May 23, 2020, marks the 25th anniversary of the first appearance of the Java programming language, as designed by James Gosling at Sun Microsystems. Despite the emergence of a number of competing languages over the years, Java, under Oracle’s stewardship since 2010, remains one of the most widely used languages in software development. It runs on 3 billion devices worldwide, and it’s used by more than 12 million developers.
But this podcast isn’t going to offer a history lesson, exactly. Rather, in recognition of this milestone in Java’s evolution, we sought the insight of people who regularly work with Java. We wanted their perspectives on the significance of this anniversary and on the intersection of Java and their lives, professional and otherwise.
Among those whom my colleague Javed Mohammed and I interviewed for this podcast are members of the Java Champions program, a status that is bestowed by community-driven nomination, as well as members of the Oracle Groundbreaker Ambassadors program, which recognizes members for their contributions to the developer community those who have expertise in modern development.
Most of the voices you’ll hear were recorded between February 19th and 21st at DevNexus 2020, the developer conference held in Atlanta, Georgia. The other voices were recorded via Zoom over several weeks in March and April.
As you listen to this podcast, you may notice that the word community comes up often—the word family even makes an appearance or two. It’s apparent that these professionals have a deep technological appreciation for Java. But they also place enormous value on Java as a community catalyst, a common interest that binds developers together into living, breathing, globally distributed tribe. That passion has propelled Java’s evolution for a quarter century, and it has established Java’s place in technological history.

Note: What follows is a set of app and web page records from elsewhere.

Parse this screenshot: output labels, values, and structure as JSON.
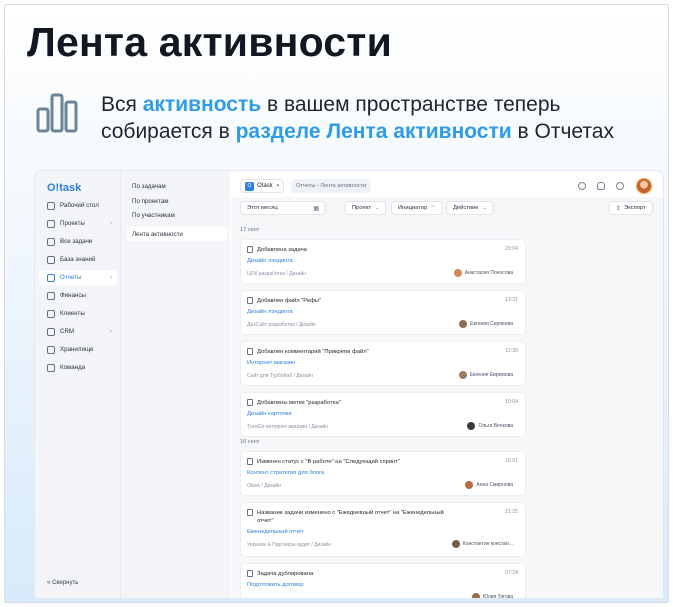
{
  "promo": {
    "headline": "Лента активности",
    "subtitle_parts": [
      "Вся ",
      "активность",
      " в вашем пространстве теперь",
      "собирается в ",
      "разделе Лента активности",
      " в Отчетах"
    ]
  },
  "app": {
    "logo": "O!task",
    "nav": [
      {
        "label": "Рабочий стол",
        "icon": "home-icon"
      },
      {
        "label": "Проекты",
        "icon": "briefcase-icon",
        "chevron": "›"
      },
      {
        "label": "Все задачи",
        "icon": "checklist-icon"
      },
      {
        "label": "База знаний",
        "icon": "book-icon"
      },
      {
        "label": "Отчеты",
        "icon": "chart-icon",
        "chevron": "›"
      },
      {
        "label": "Финансы",
        "icon": "wallet-icon"
      },
      {
        "label": "Клиенты",
        "icon": "clients-icon"
      },
      {
        "label": "CRM",
        "icon": "crm-icon",
        "chevron": "›"
      },
      {
        "label": "Хранилище",
        "icon": "folder-icon"
      },
      {
        "label": "Команда",
        "icon": "team-icon"
      }
    ],
    "collapse_label": "«  Свернуть",
    "subnav": [
      "По задачам",
      "По проектам",
      "По участникам",
      "Лента активности"
    ],
    "topbar": {
      "workspace": "Otask",
      "workspace_badge": "O",
      "crumbs": "Отчеты  ›  Лента активности"
    },
    "filters": {
      "period": "Этот месяц",
      "project": "Проект",
      "initiator": "Инициатор",
      "action": "Действие",
      "export": "Экспорт"
    },
    "groups": [
      {
        "date": "17 сент",
        "cards": [
          {
            "title": "Добавлена задача",
            "time": "20:04",
            "link": "Дизайн лэндинга",
            "path": "ЦОК разработка  /  Дизайн",
            "user": "Анастасия Поносова",
            "avatar_color": "#c98a5e"
          },
          {
            "title": "Добавлен файл \"Рефы\"",
            "time": "13:31",
            "link": "Дизайн лэндинга",
            "path": "ДизСайт разработка  /  Дизайн",
            "user": "Евгения Серпеева",
            "avatar_color": "#8b6b52"
          },
          {
            "title": "Добавлен комментарий \"Прикрепи файл\"",
            "time": "12:39",
            "link": "Интернет магазин",
            "path": "Сайт для ТурбоКаб  /  Дизайн",
            "user": "Евгения Евремова",
            "avatar_color": "#a07a5c"
          },
          {
            "title": "Добавлены метки \"разработка\"",
            "time": "10:04",
            "link": "Дизайн карточки",
            "path": "ТсеаGo интернет-магазин  /  Дизайн",
            "user": "Ольга Велкова",
            "avatar_color": "#3d3a3a"
          }
        ]
      },
      {
        "date": "16 сент",
        "cards": [
          {
            "title": "Изменен статус с \"В работе\" на \"Следующий спринт\"",
            "time": "16:01",
            "link": "Контент стратегия для блога",
            "path": "Otask  /  Дизайн",
            "user": "Анна Смирнова",
            "avatar_color": "#b86a3a"
          },
          {
            "title": "Название задачи изменено с \"Ежедневный отчет\" на \"Еженедельный отчет\"",
            "time": "21:25",
            "link": "Еженедельный отчёт",
            "path": "Уеркали & Партнеры аудит  /  Дизайн",
            "user": "Константин констан...",
            "avatar_color": "#7a5a46"
          },
          {
            "title": "Задача дублирована",
            "time": "07:24",
            "link": "Подготовить договор",
            "path": "",
            "user": "Юлия Тягова",
            "avatar_color": "#9a6b4a"
          }
        ]
      }
    ]
  },
  "colors": {
    "accent": "#2f9ce6",
    "brand": "#2f7fe0"
  }
}
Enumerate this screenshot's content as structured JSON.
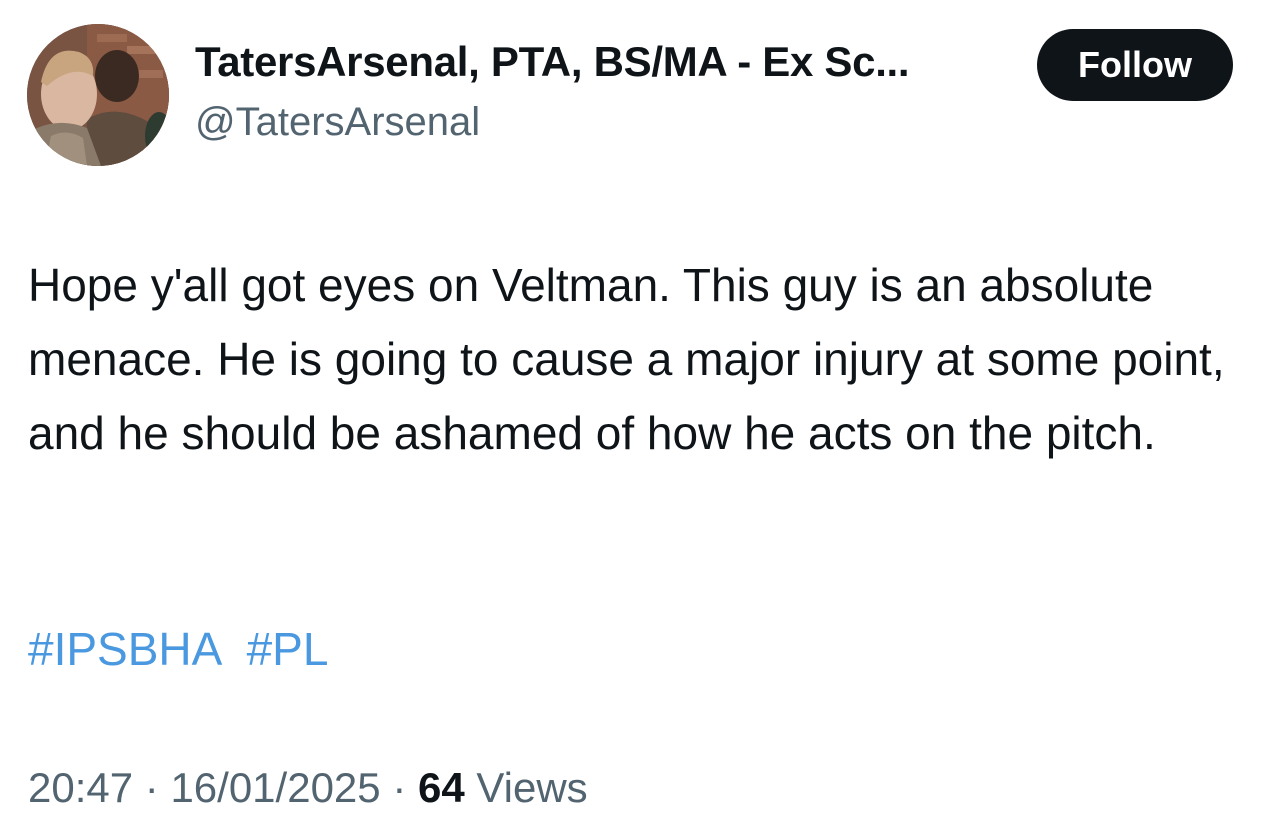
{
  "author": {
    "display_name": "TatersArsenal, PTA, BS/MA - Ex Sc...",
    "handle": "@TatersArsenal"
  },
  "follow_button": {
    "label": "Follow"
  },
  "tweet": {
    "text": "Hope y'all got eyes on Veltman. This guy is an absolute menace. He is going to cause a major injury at some point, and he should be ashamed of how he acts on the pitch.",
    "hashtags": [
      "#IPSBHA",
      "#PL"
    ]
  },
  "meta": {
    "time": "20:47",
    "separator": " · ",
    "date": "16/01/2025",
    "views_count": "64",
    "views_label": " Views"
  },
  "colors": {
    "text": "#0f1419",
    "secondary": "#536471",
    "hashtag": "#4a99e0",
    "button_bg": "#0f1419",
    "button_text": "#ffffff"
  }
}
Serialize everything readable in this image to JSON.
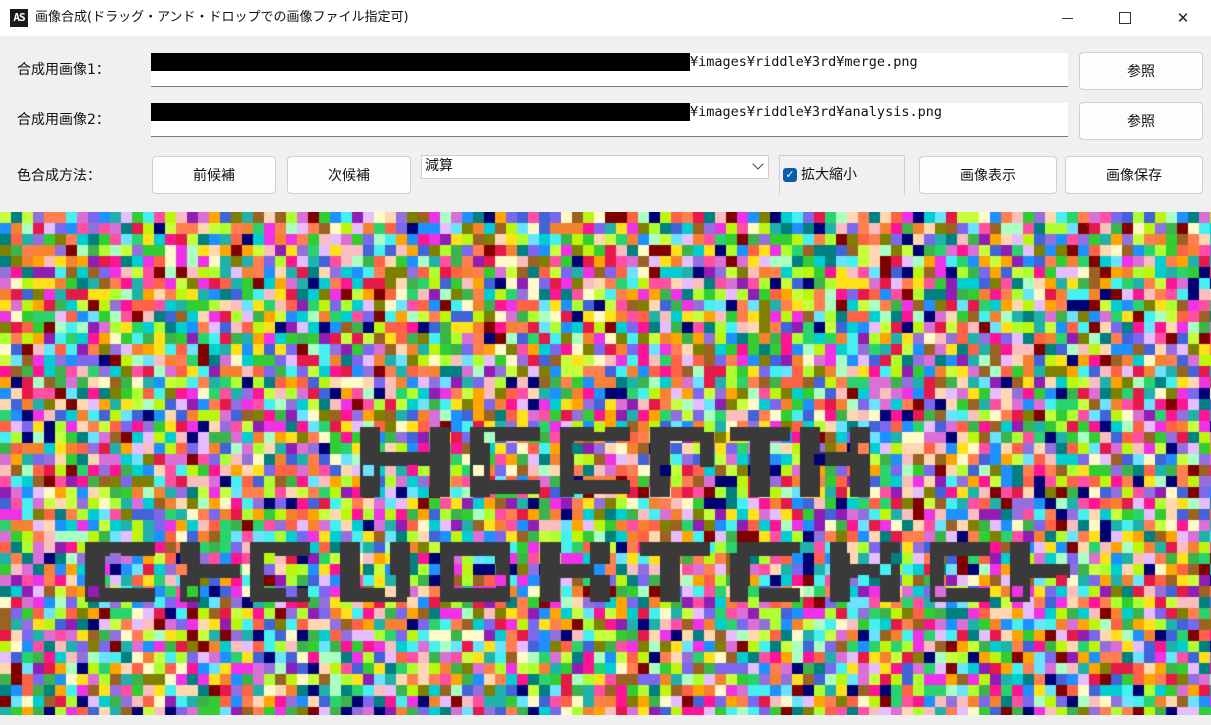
{
  "window": {
    "title": "画像合成(ドラッグ・アンド・ドロップでの画像ファイル指定可)",
    "icon_text": "AS",
    "icon_name": "app-icon",
    "controls": [
      "minimize-icon",
      "maximize-icon",
      "close-icon"
    ],
    "close_glyph": "✕"
  },
  "image1": {
    "label": "合成用画像1：",
    "path_suffix": "¥images¥riddle¥3rd¥merge.png",
    "browse_label": "参照"
  },
  "image2": {
    "label": "合成用画像2：",
    "path_suffix": "¥images¥riddle¥3rd¥analysis.png",
    "browse_label": "参照"
  },
  "method": {
    "label": "色合成方法：",
    "prev_label": "前候補",
    "next_label": "次候補",
    "selected": "減算"
  },
  "scale": {
    "label": "拡大縮小",
    "checked": true,
    "check_glyph": "✓"
  },
  "actions": {
    "show_label": "画像表示",
    "save_label": "画像保存"
  },
  "preview": {
    "description_colors": [
      "#f2f2f2",
      "#3a3a3a"
    ],
    "accent": "#0b5cad"
  }
}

As one of the people featured in this podcast says, “Java is the technology that powers the world.” In putting this podcast together, we set out to get an in-the-trenches view of Java’s legacy and its future. As you listen to these individual stories, think about how Java has changed your life and about how you have changed Java.